Agnes Reimagined would not be possible without the leadership and philanthropic support of the late Alfred Bader, BSc'45, BA'46, MSc'47, LLD'86, Isabel Bader, LLD’07, and Bader Philanthropies, Inc., who are longtime supporters of Queen’s and the arts. Bader Philanthropies is the lead donor with a total $75 million (USD) transformational gift. The Bader Collection at Agnes is made up of more than 500 works of art and is and the most comprehensive collection of authenticated paintings by Rembrandt van Rijn and his circle in any institution within Canada.

“Alfred Bader envisioned Queen’s having the finest art museum of any university in Canada,” says Vice-Principal (Advancement) Karen Bertrand, Artsci’94. “The transformative gift from the Baders will build on the initial vision of Dr. Bader and position Queen’s as a premier destination for education and research in the visual arts. Once complete, this world-class art museum will be a tremendous gift to Queen’s, Kingston, and art lovers everywhere.” 
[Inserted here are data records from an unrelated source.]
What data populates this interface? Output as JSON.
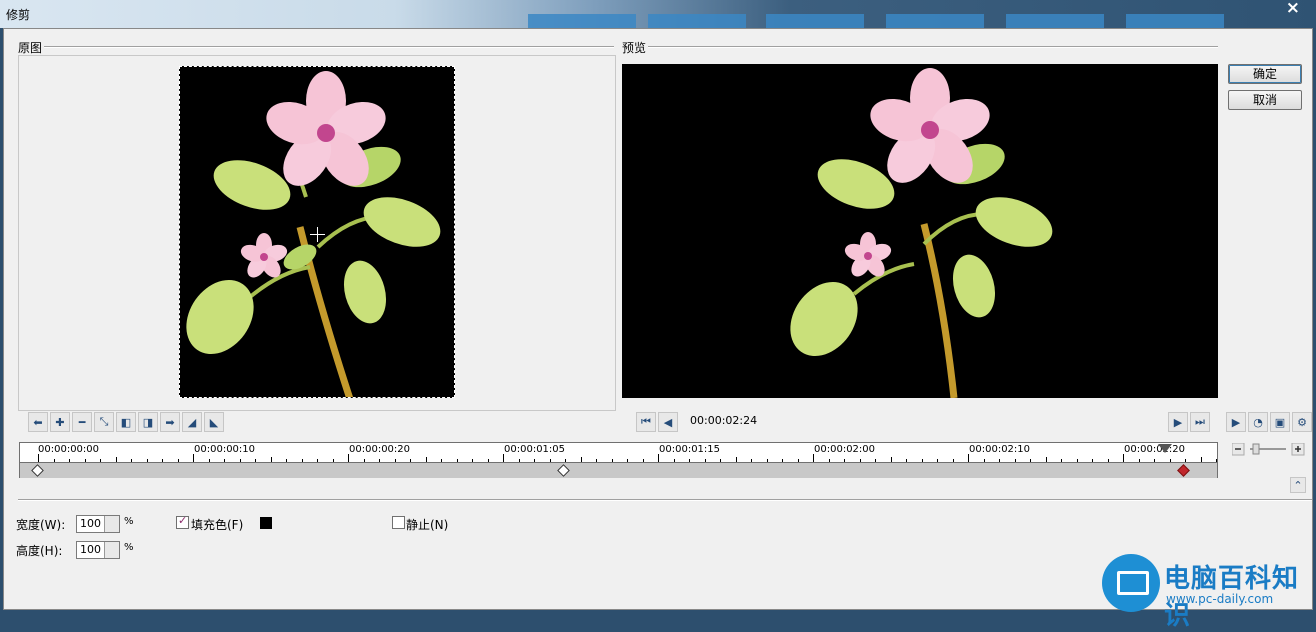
{
  "window": {
    "title": "修剪",
    "close": "×"
  },
  "panels": {
    "original_label": "原图",
    "preview_label": "预览"
  },
  "buttons": {
    "ok": "确定",
    "cancel": "取消"
  },
  "playback": {
    "timecode": "00:00:02:24"
  },
  "timeline": {
    "ticks": [
      "00:00:00:00",
      "00:00:00:10",
      "00:00:00:20",
      "00:00:01:05",
      "00:00:01:15",
      "00:00:02:00",
      "00:00:02:10",
      "00:00:02:20"
    ]
  },
  "fields": {
    "width_label": "宽度(W):",
    "width_value": "100",
    "width_unit": "%",
    "height_label": "高度(H):",
    "height_value": "100",
    "height_unit": "%",
    "fill_label": "填充色(F)",
    "fill_checked": true,
    "fill_color": "#000000",
    "static_label": "静止(N)",
    "static_checked": false
  },
  "toolbar_icons": [
    "arrow-back-icon",
    "plus-icon",
    "minus-icon",
    "fit-icon",
    "prev-keyframe-icon",
    "next-keyframe-icon",
    "arrow-forward-icon",
    "flip-left-icon",
    "flip-right-icon"
  ],
  "watermark": {
    "name": "电脑百科知识",
    "url": "www.pc-daily.com"
  }
}
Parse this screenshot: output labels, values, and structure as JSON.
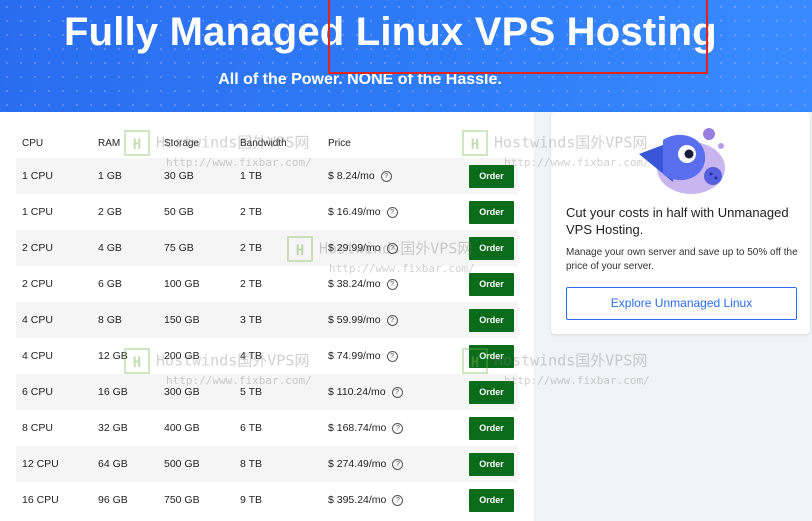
{
  "hero": {
    "title": "Fully Managed Linux VPS Hosting",
    "subtitle": "All of the Power. NONE of the Hassle."
  },
  "table": {
    "headers": {
      "cpu": "CPU",
      "ram": "RAM",
      "storage": "Storage",
      "bandwidth": "Bandwidth",
      "price": "Price"
    },
    "order_label": "Order",
    "help_glyph": "?",
    "rows": [
      {
        "cpu": "1 CPU",
        "ram": "1 GB",
        "storage": "30 GB",
        "bandwidth": "1 TB",
        "price": "$ 8.24/mo"
      },
      {
        "cpu": "1 CPU",
        "ram": "2 GB",
        "storage": "50 GB",
        "bandwidth": "2 TB",
        "price": "$ 16.49/mo"
      },
      {
        "cpu": "2 CPU",
        "ram": "4 GB",
        "storage": "75 GB",
        "bandwidth": "2 TB",
        "price": "$ 29.99/mo"
      },
      {
        "cpu": "2 CPU",
        "ram": "6 GB",
        "storage": "100 GB",
        "bandwidth": "2 TB",
        "price": "$ 38.24/mo"
      },
      {
        "cpu": "4 CPU",
        "ram": "8 GB",
        "storage": "150 GB",
        "bandwidth": "3 TB",
        "price": "$ 59.99/mo"
      },
      {
        "cpu": "4 CPU",
        "ram": "12 GB",
        "storage": "200 GB",
        "bandwidth": "4 TB",
        "price": "$ 74.99/mo"
      },
      {
        "cpu": "6 CPU",
        "ram": "16 GB",
        "storage": "300 GB",
        "bandwidth": "5 TB",
        "price": "$ 110.24/mo"
      },
      {
        "cpu": "8 CPU",
        "ram": "32 GB",
        "storage": "400 GB",
        "bandwidth": "6 TB",
        "price": "$ 168.74/mo"
      },
      {
        "cpu": "12 CPU",
        "ram": "64 GB",
        "storage": "500 GB",
        "bandwidth": "8 TB",
        "price": "$ 274.49/mo"
      },
      {
        "cpu": "16 CPU",
        "ram": "96 GB",
        "storage": "750 GB",
        "bandwidth": "9 TB",
        "price": "$ 395.24/mo"
      }
    ]
  },
  "promo": {
    "title": "Cut your costs in half with Unmanaged VPS Hosting.",
    "text": "Manage your own server and save up to 50% off the price of your server.",
    "button_label": "Explore Unmanaged Linux",
    "mascot_icon": "rocket-fish-mascot-icon"
  },
  "watermark": {
    "logo_glyph": "H",
    "text": "Hostwinds国外VPS网",
    "url": "http://www.fixbar.com/"
  },
  "colors": {
    "hero_blue": "#2f7cf6",
    "order_green": "#0a6b1a",
    "highlight_red": "#e2231a",
    "link_blue": "#2a6cf0"
  }
}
Agnes Reimagined involves renovating the historic Etherington House and transforming it into a live-in artist residency and community-facing cultural hub. Construction of a new three-floor configuration to the art centre supports a 200 per cent increase in exhibition and alternative programming spaces for curatorial experimentation and public programming and engagement; the first-ever Indigenous self-determination spaces for the appropriate care, ceremony and access by Indigenous communities of their ancestors and cultural belongings currently residing at Agnes; and new art study spaces, technical art history and art conservation labs—all of which reimagine the entangled civic, social and pedagogical role of a 21st century university museum. 
“Agnes Reimagined is slowly inching toward other museum temporalities, atmospheres, and attitudes to help us erode systems of categorization and separation, transform institutional limitations that hold onto the past and gatekeep the future, and take seriously what really is at stake to ensure the museums of the future are alive, nimble, and poised to inhabit the world as it is rightfully changing,” says Agnes Director Emelie Chhangur. “To change museum culture, we must first change its architectures! I believe it is only within the experimental milieu of the university museum that this kind of radical transformation can take hold.”
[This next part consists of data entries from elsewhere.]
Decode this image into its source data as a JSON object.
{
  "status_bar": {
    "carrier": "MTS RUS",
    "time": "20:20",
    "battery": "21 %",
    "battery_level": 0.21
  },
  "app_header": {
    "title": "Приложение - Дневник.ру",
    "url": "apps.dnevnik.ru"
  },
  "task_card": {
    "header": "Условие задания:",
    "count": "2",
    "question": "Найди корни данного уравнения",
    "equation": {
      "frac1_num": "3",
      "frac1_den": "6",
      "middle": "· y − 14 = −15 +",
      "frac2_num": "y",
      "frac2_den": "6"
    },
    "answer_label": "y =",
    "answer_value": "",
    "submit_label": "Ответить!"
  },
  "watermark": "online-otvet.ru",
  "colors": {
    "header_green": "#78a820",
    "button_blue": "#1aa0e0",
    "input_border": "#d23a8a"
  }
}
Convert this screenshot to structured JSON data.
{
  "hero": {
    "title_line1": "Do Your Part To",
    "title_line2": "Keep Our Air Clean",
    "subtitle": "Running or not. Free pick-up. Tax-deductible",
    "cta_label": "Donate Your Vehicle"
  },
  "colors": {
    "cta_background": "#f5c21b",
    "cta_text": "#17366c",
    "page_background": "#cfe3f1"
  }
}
The new building will see advanced art teaching and research labs for the art conservation program and enhanced object-based learning for the Department of Art History & Art Conservation leading to greater collaboration between the department and museum. It will create new opportunities for groundbreaking technical art research and experiential art-based learning for art students, as well as a range of other academic disciplines, including engineering, business, health sciences, humanities, and physical sciences. This contributes to the university’s strategic goals by placing a greater emphasis on integrating research into the student experience, strengthening Queen’s presence globally and embedding Queen’s in the community.
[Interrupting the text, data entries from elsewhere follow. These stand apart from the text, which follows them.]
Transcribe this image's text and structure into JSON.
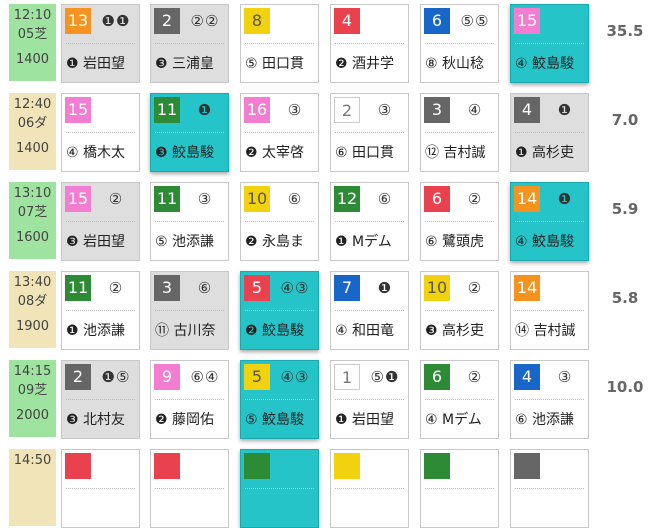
{
  "races": [
    {
      "time": "12:10",
      "race": "05芝",
      "distance": "1400",
      "surface": "turf",
      "odds": "35.5",
      "cells": [
        {
          "num": "13",
          "color": "c7",
          "marks": "❶❶",
          "jockey": "❶ 岩田望",
          "state": "dim"
        },
        {
          "num": "2",
          "color": "c2",
          "marks": "②②",
          "jockey": "❸ 三浦皇",
          "state": "dim"
        },
        {
          "num": "8",
          "color": "c5",
          "marks": "",
          "jockey": "⑤ 田口貫",
          "state": "normal"
        },
        {
          "num": "4",
          "color": "c3",
          "marks": "",
          "jockey": "❷ 酒井学",
          "state": "normal"
        },
        {
          "num": "6",
          "color": "c4",
          "marks": "⑤⑤",
          "jockey": "⑧ 秋山稔",
          "state": "normal"
        },
        {
          "num": "15",
          "color": "c8",
          "marks": "",
          "jockey": "④ 鮫島駿",
          "state": "hl"
        }
      ]
    },
    {
      "time": "12:40",
      "race": "06ダ",
      "distance": "1400",
      "surface": "dirt",
      "odds": "7.0",
      "cells": [
        {
          "num": "15",
          "color": "c8",
          "marks": "",
          "jockey": "④ 橋木太",
          "state": "normal"
        },
        {
          "num": "11",
          "color": "c6",
          "marks": "❶",
          "jockey": "❸ 鮫島駿",
          "state": "hl"
        },
        {
          "num": "16",
          "color": "c8",
          "marks": "③",
          "jockey": "❷ 太宰啓",
          "state": "normal"
        },
        {
          "num": "2",
          "color": "w1",
          "marks": "③",
          "jockey": "⑥ 田口貫",
          "state": "normal"
        },
        {
          "num": "3",
          "color": "c2",
          "marks": "④",
          "jockey": "⑫ 吉村誠",
          "state": "normal"
        },
        {
          "num": "4",
          "color": "c2",
          "marks": "❶",
          "jockey": "❶ 高杉吏",
          "state": "dim"
        }
      ]
    },
    {
      "time": "13:10",
      "race": "07芝",
      "distance": "1600",
      "surface": "turf",
      "odds": "5.9",
      "cells": [
        {
          "num": "15",
          "color": "c8",
          "marks": "②",
          "jockey": "❸ 岩田望",
          "state": "dim"
        },
        {
          "num": "11",
          "color": "c6",
          "marks": "③",
          "jockey": "⑤ 池添謙",
          "state": "normal"
        },
        {
          "num": "10",
          "color": "c5",
          "marks": "⑥",
          "jockey": "❷ 永島ま",
          "state": "normal"
        },
        {
          "num": "12",
          "color": "c6",
          "marks": "⑥",
          "jockey": "❶ Mデム",
          "state": "normal"
        },
        {
          "num": "6",
          "color": "c3",
          "marks": "②",
          "jockey": "⑥ 鷺頭虎",
          "state": "normal"
        },
        {
          "num": "14",
          "color": "c7",
          "marks": "❶",
          "jockey": "④ 鮫島駿",
          "state": "hl"
        }
      ]
    },
    {
      "time": "13:40",
      "race": "08ダ",
      "distance": "1900",
      "surface": "dirt",
      "odds": "5.8",
      "cells": [
        {
          "num": "11",
          "color": "c6",
          "marks": "②",
          "jockey": "❶ 池添謙",
          "state": "normal"
        },
        {
          "num": "3",
          "color": "c2",
          "marks": "⑥",
          "jockey": "⑪ 古川奈",
          "state": "dim"
        },
        {
          "num": "5",
          "color": "c3",
          "marks": "④③",
          "jockey": "❷ 鮫島駿",
          "state": "hl"
        },
        {
          "num": "7",
          "color": "c4",
          "marks": "❶",
          "jockey": "④ 和田竜",
          "state": "normal"
        },
        {
          "num": "10",
          "color": "c5",
          "marks": "②",
          "jockey": "❸ 高杉吏",
          "state": "normal"
        },
        {
          "num": "14",
          "color": "c7",
          "marks": "",
          "jockey": "⑭ 吉村誠",
          "state": "normal"
        }
      ]
    },
    {
      "time": "14:15",
      "race": "09芝",
      "distance": "2000",
      "surface": "turf",
      "odds": "10.0",
      "cells": [
        {
          "num": "2",
          "color": "c2",
          "marks": "❶⑤",
          "jockey": "❸ 北村友",
          "state": "dim"
        },
        {
          "num": "9",
          "color": "c8",
          "marks": "⑥④",
          "jockey": "❷ 藤岡佑",
          "state": "normal"
        },
        {
          "num": "5",
          "color": "c5",
          "marks": "④③",
          "jockey": "⑤ 鮫島駿",
          "state": "hl"
        },
        {
          "num": "1",
          "color": "w1",
          "marks": "⑤❶",
          "jockey": "❶ 岩田望",
          "state": "normal"
        },
        {
          "num": "6",
          "color": "c6",
          "marks": "②",
          "jockey": "④ Mデム",
          "state": "normal"
        },
        {
          "num": "4",
          "color": "c4",
          "marks": "③",
          "jockey": "⑥ 池添謙",
          "state": "normal"
        }
      ]
    },
    {
      "time": "14:50",
      "race": "",
      "distance": "",
      "surface": "dirt",
      "odds": "",
      "cells": [
        {
          "num": "",
          "color": "c3",
          "marks": "",
          "jockey": "",
          "state": "normal"
        },
        {
          "num": "",
          "color": "c3",
          "marks": "",
          "jockey": "",
          "state": "normal"
        },
        {
          "num": "",
          "color": "c6",
          "marks": "",
          "jockey": "",
          "state": "hl"
        },
        {
          "num": "",
          "color": "c5",
          "marks": "",
          "jockey": "",
          "state": "normal"
        },
        {
          "num": "",
          "color": "c6",
          "marks": "",
          "jockey": "",
          "state": "normal"
        },
        {
          "num": "",
          "color": "c2",
          "marks": "",
          "jockey": "",
          "state": "normal"
        }
      ]
    }
  ]
}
Art History and Art Conservation Department Head Norman Vorano says the new Agnes will enhance education as students spend more time in the gallery doing hands-on learning, thanks to access to more study spaces and labs in close proximity to the art centre’s vast collections.

“The building is going to fundamentally change the way we study art and art conservation in this country,” Vorano says. “It gives our professors an opportunity to work with some of the best undergraduate and graduate students using the most advanced equipment in the most innovative teaching lab in North America - with the best university art collection within arm’s reach.”  

Agnes’s community-engaged design process continues through talking and sharing circles throughout 2023 as the team enters the design phase of the project. Construction is set to begin in spring 2024 and the new building to open in 2026.

Visit the Agnes Reimagined website for more information. 


A ground floor concept shows how Agnes will be transformed into a social space that is permeable, flexible, and welcoming. (Rendering by Studio Sang courtesy of KPMB Architects.)
A ground floor concept shows how Agnes will be transformed into a social space that is permeable, flexible, and welcoming. (Rendering by Studio Sang courtesy of KPMB Architects.)